Media seeking experts outside the health sciences can reach the University's news service at 612-624-5551.

Biology of Osteosarcoma (BOOST) Registry and Biobank launches online for families, researchers battling osteosarcoma

Thursday, January 12, 2017

University of Minnesota researchers launch a new website commemorating Zach Sobiech and his legacy. The project brings patients with osteosarcoma together in one online location.  Found at osteosarcoma.umn.edu, the site is known as Biology of Osteosarcoma (BOOST) Registry and Biobank. The power of the project comes from the ability to bring people with a rare condition from anywhere in the world together to help better understand this disease.

UMN researchers provide molecular portraits of a new cancer drug target

Monday, December 19, 2016

Unprecedented images of cancer genome-mutating enzymes acting on DNA provide vital clues into how the enzymes work to promote tumor evolution and drive poor disease outcomes. These images, revealed by University of Minnesota researchers, provide the first ever high-resolution pictures of molecular complexes formed between DNA and the human APOBEC3A and APOBEC3B enzymes.
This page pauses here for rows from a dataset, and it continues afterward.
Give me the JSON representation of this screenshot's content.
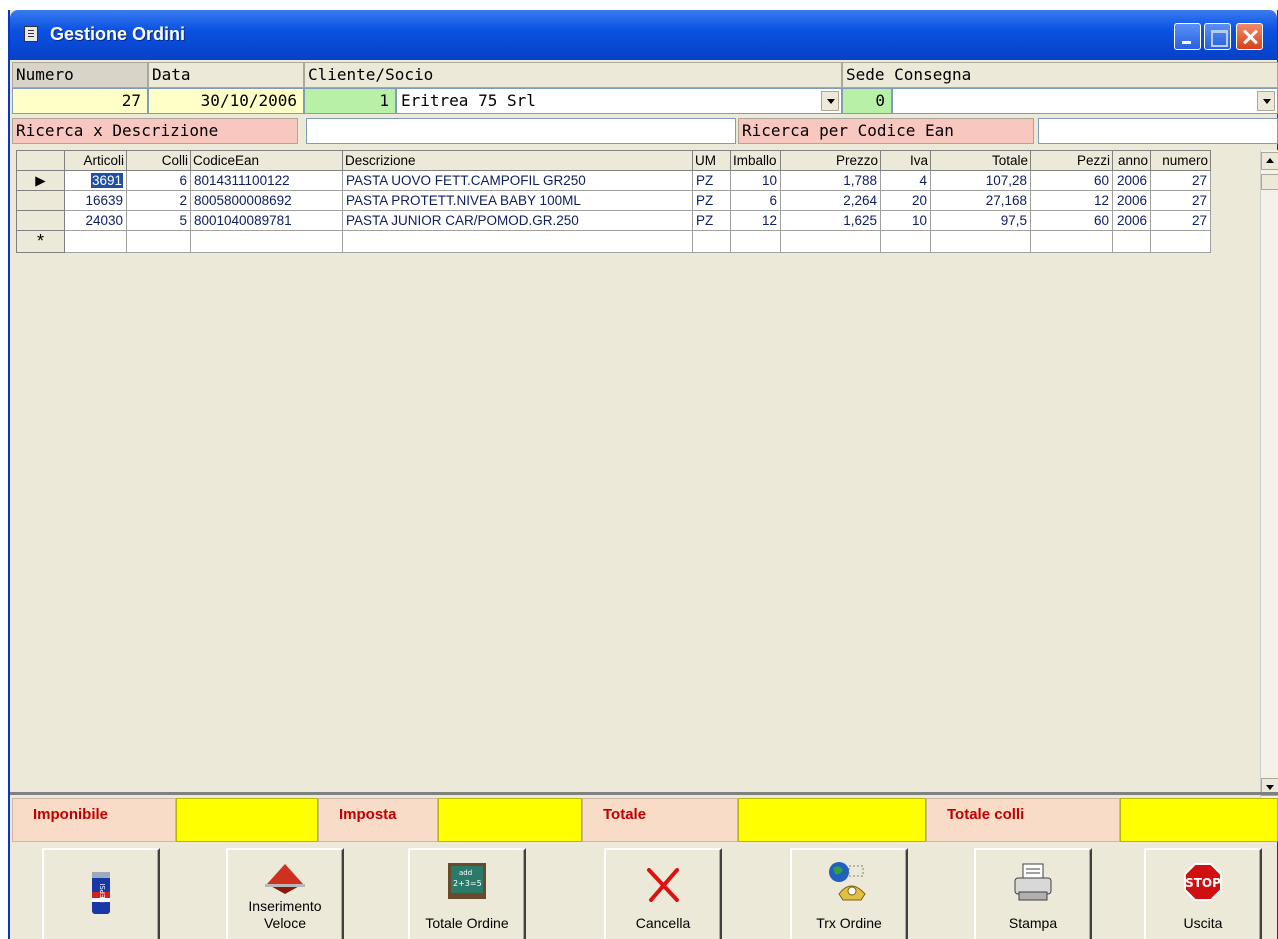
{
  "window": {
    "title": "Gestione Ordini"
  },
  "header": {
    "numero_label": "Numero",
    "data_label": "Data",
    "cliente_label": "Cliente/Socio",
    "sede_label": "Sede Consegna",
    "numero_value": "27",
    "data_value": "30/10/2006",
    "cliente_code": "1",
    "cliente_name": "Eritrea 75 Srl",
    "sede_code": "0",
    "sede_name": "",
    "ricerca_desc_label": "Ricerca x Descrizione",
    "ricerca_desc_value": "",
    "ricerca_ean_label": "Ricerca per Codice Ean",
    "ricerca_ean_value": ""
  },
  "grid": {
    "columns": [
      "Articoli",
      "Colli",
      "CodiceEan",
      "Descrizione",
      "UM",
      "Imballo",
      "Prezzo",
      "Iva",
      "Totale",
      "Pezzi",
      "anno",
      "numero"
    ],
    "rows": [
      [
        "3691",
        "6",
        "8014311100122",
        "PASTA UOVO FETT.CAMPOFIL GR250",
        "PZ",
        "10",
        "1,788",
        "4",
        "107,28",
        "60",
        "2006",
        "27"
      ],
      [
        "16639",
        "2",
        "8005800008692",
        "PASTA PROTETT.NIVEA BABY 100ML",
        "PZ",
        "6",
        "2,264",
        "20",
        "27,168",
        "12",
        "2006",
        "27"
      ],
      [
        "24030",
        "5",
        "8001040089781",
        "PASTA JUNIOR CAR/POMOD.GR.250",
        "PZ",
        "12",
        "1,625",
        "10",
        "97,5",
        "60",
        "2006",
        "27"
      ]
    ],
    "new_row_marker": "*",
    "current_row_marker": "▶"
  },
  "totals": {
    "imponibile_label": "Imponibile",
    "imposta_label": "Imposta",
    "totale_label": "Totale",
    "totale_colli_label": "Totale colli"
  },
  "buttons": {
    "pepsi": "",
    "inserimento_1": "Inserimento",
    "inserimento_2": "Veloce",
    "totale_ordine": "Totale Ordine",
    "cancella": "Cancella",
    "trx_ordine": "Trx Ordine",
    "stampa": "Stampa",
    "uscita": "Uscita",
    "stop_text": "STOP",
    "pepsi_text": "PEPSI",
    "calc_text_1": "add",
    "calc_text_2": "2+3=5"
  }
}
 The research is published online in Nature Structural and Molecular Biology.

Frequent genetic changes in receptor related to prostate cancer care could cause treatment resistance

Wednesday, November 30, 2016

Frequent genetic rearrangements in the androgen receptor could be limiting treatment options for prostate cancer patients, according to new research out of the University of Minnesota. Currently, the main treatment for prostate cancer inhibits androgen receptor activity. However, the new paper identified frequent rearrangements in the metastases of prostate cancer, allowing cancer cells to accumulate a variety of receptor forms and increasing resistance to treatments.

The paper is published in the latest issue of Nature Communications.

“We knew genetic rearrangements in the androgen receptor occurred in laboratory models of prostate cancer progression, and this could promote therapeutic resistance,” said Scott Dehm, Ph.D., associate professor in the Department of Laboratory Medicine and Pathology in the University of Minnesota Medical School and a member of the Masonic Cancer Center, University of Minnesota. “An outstanding question was if this reflected a mechanism of therapeutic resistance in prostate cancer patients, or whether it was unique to laboratory models.”